For weeks now, I’ve ruminated upon why some of my friends in the House, M.D. fandom have become frustrated with the series. Why am I’m still enjoying House’s (the ever-incredible Hugh Laurie) journey, while others have become disenchanted? And still others, who a year ago or more wondered why I was still so intrigued, have rediscovered House, finding it once again enjoyable?
I know the arguments on both sides: what people have told me; what I’ve read on the couple of fan forums on which I participate—and of course the very lively comment thread at Blogcritics’ Welcome to the End of the Thought Process feature. Personally, I continue to be captivated by House’s story. I love that he has struggled this year with his tendency to screw things up, putting in an effort to make things work with Cuddy (Lisa Edelstein). I’m sad it has ended, yet I’m incredibly curious about what will happen now that they have to really deal with each other for the first time since “Bombshells.”

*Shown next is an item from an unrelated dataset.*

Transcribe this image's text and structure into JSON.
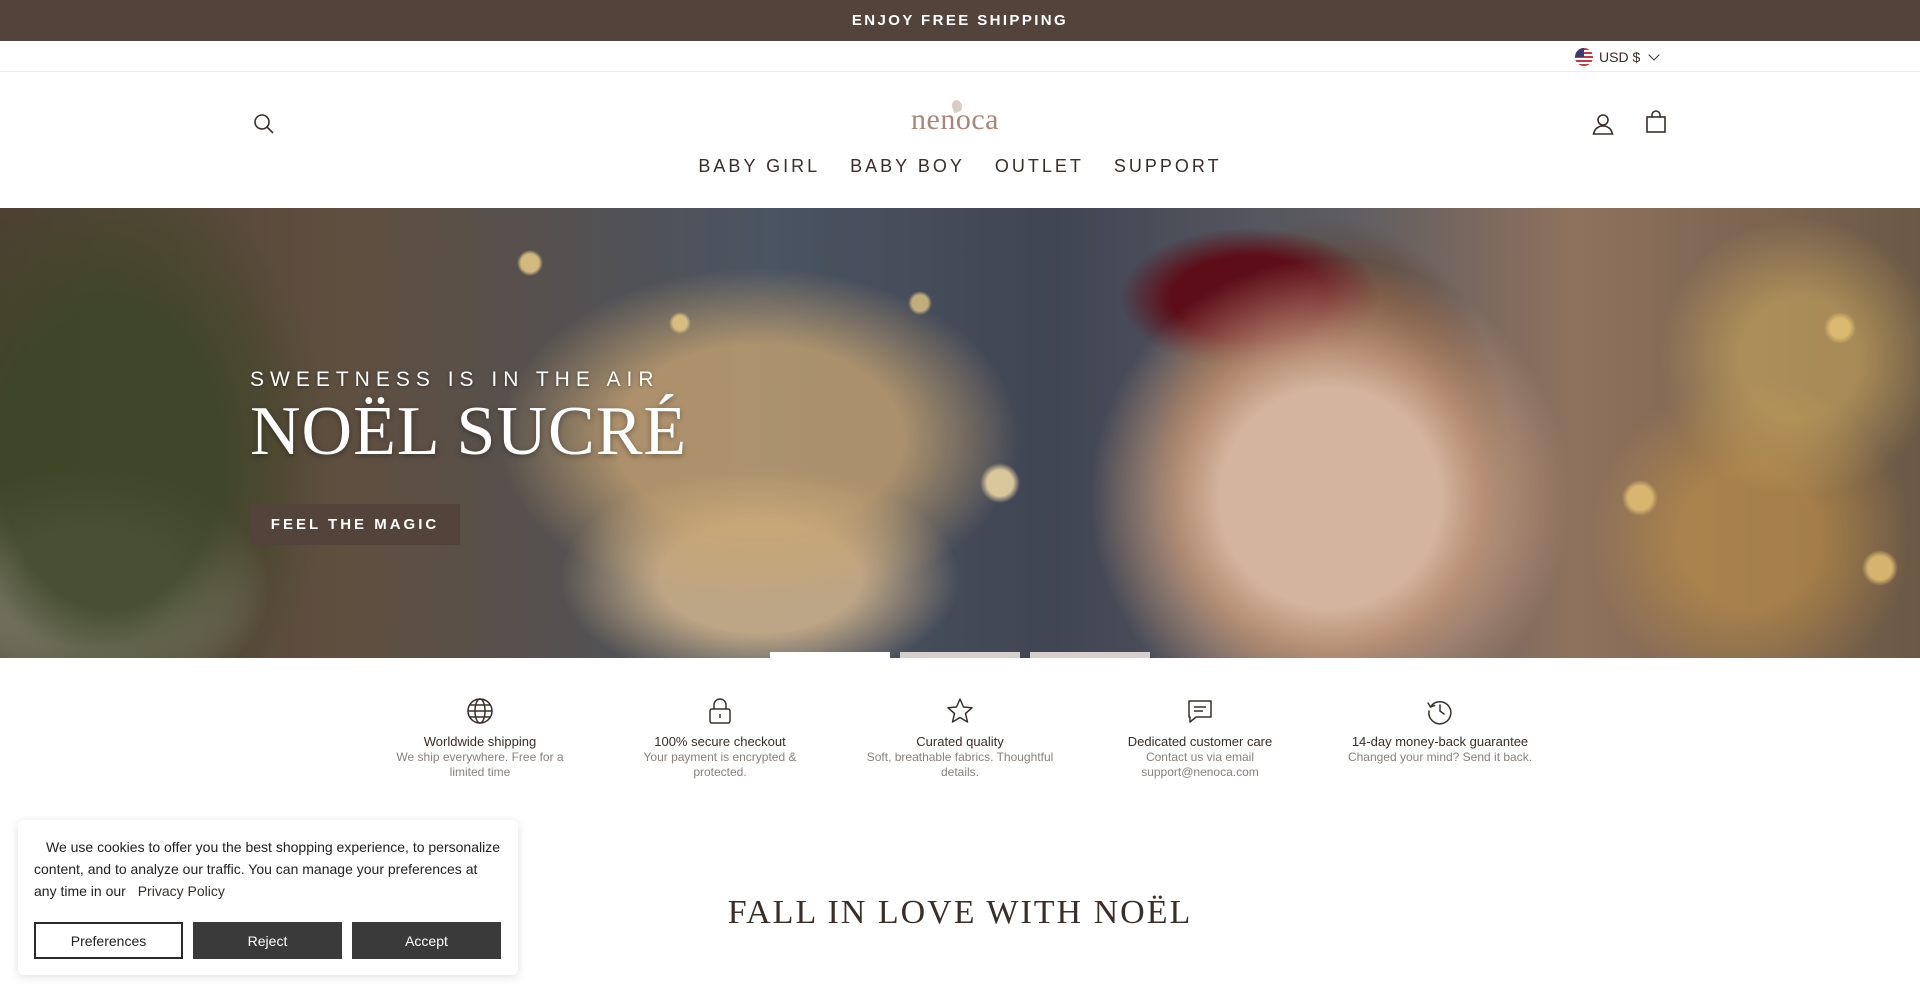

I hated that House had gone insane after the breakup, setting his self-destructive button to “11.” But it is perfectly in character. We know he fell apart after he and Stacy broke up. I don’t imagine he sat in a corner and cried; I do imagine that he set out to destroy himself, leaving Wilson to pick up the pieces.
Yes, he indulges himself with a bevy of hookers, trying to bury his pain over the breakup. Yes, he tries his best to hurt Cuddy back, finding no satisfaction in it. Those two episodes following “Bombshells” are very hard to watch, but not because they are “bad.”
I’m certainly disappointed that the pivotal House-Cuddy relationship fell apart so quickly after a multi-year build up, although in “real time” they’d been together nearly a year. But, I’m a big fan of the boy meet girl-boy loses girl dramatic structure, so I’m not entirely sure if in the end, we don’t see House back together with Cuddy (or even Stacy, for that matter).
But the comments from some long-time fans, many of whose opinions I’ve respected since almost the start of the series, have to make me wonder whether there’s something I’m missing? Has the series begun to lose a step? Or has genuine disappointment with the series’ main story arc formed a tipping point after which all the small irritants become now become magnified?
Does, then, the tolerance for those smaller annoyances (like plot holes, timeline goofs, or temporarily setting a favored character into the background, for example) depend on your disappointment with the larger story? Have the little things that have annoyed many viewers for years come into high relief and hence a step too far, after sending House tumbling once again very close to the abyss as he had been in the aftermath of “Bombshells?” (And for other fans with the scuttling of Jennifer Morrison’s Cameron?)
In seasons past we’ve heard some of the same complaints: too little House, the absence of clinic beats, too little interaction between House and the patient; House isn’t being serious enough; House’s misery is to unrelenting. I would agree with many of those grievances and have aired them myself. Where I disagree is in the notion that the writing has suddenly become “bad,” and that the overall story has derailed into a black hole.
Although I’m disappointed that House and Cuddy’s relationship ends in “Bombshells,” I’m not unhappy with the show; I don’t think it’s necessarily time for House to be happy and healed. I’m also an unrepentant angst whore, so I would not be crazy about a happy and lighthearted House, if that ever happened for very long. Does he deserve happiness? Absolutely. Does he deserve to be loved? Of course. And I’m thrilled we’ve gotten to see this side of him during Season 7. But where would they go from here?
I know the one of the series’ main tropes is that “people don’t change,” and I accept that. People can want to change; people can reveal heretofore repressed and hidden parts of themselves, but they are who they are. They can cope better or worse as the years pass, and their own situation and relationships change around them, but the fundamental person doesn’t change. Maybe House can learn to better cope with life (and perhaps this is a perfect opportunity for the return of Dr. Nolan, the wonderful Andre Braugher!), but he is who he is.